WHAT IS NEEDED:
Lift out all lines below that contain "Users".

---------- SUPPLIED DATA

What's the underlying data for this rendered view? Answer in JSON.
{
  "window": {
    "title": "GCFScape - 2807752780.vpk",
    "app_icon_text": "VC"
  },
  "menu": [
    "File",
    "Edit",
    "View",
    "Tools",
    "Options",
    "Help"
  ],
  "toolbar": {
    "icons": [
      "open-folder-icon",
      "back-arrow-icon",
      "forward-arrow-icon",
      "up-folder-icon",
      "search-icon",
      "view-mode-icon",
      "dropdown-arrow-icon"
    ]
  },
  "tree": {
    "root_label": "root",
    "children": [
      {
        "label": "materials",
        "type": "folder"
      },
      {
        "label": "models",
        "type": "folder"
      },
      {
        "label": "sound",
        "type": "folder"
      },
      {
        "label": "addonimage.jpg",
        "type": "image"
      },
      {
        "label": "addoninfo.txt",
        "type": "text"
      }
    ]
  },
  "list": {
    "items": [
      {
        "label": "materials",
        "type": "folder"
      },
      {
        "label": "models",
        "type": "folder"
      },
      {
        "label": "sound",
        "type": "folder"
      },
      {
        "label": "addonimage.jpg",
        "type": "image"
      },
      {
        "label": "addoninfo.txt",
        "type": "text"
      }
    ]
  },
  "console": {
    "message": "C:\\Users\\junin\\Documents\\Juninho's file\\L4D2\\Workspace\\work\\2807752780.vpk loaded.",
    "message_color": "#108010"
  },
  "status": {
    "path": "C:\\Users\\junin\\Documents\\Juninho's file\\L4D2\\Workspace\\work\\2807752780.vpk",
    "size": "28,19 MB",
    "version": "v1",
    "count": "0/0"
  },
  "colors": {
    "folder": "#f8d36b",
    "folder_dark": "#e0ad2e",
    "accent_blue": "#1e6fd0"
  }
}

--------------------

TASK ANSWER:
    "message": "C:\\Users\\junin\\Documents\\Juninho's file\\L4D2\\Workspace\\work\\2807752780.vpk loaded.",
    "path": "C:\\Users\\junin\\Documents\\Juninho's file\\L4D2\\Workspace\\work\\2807752780.vpk",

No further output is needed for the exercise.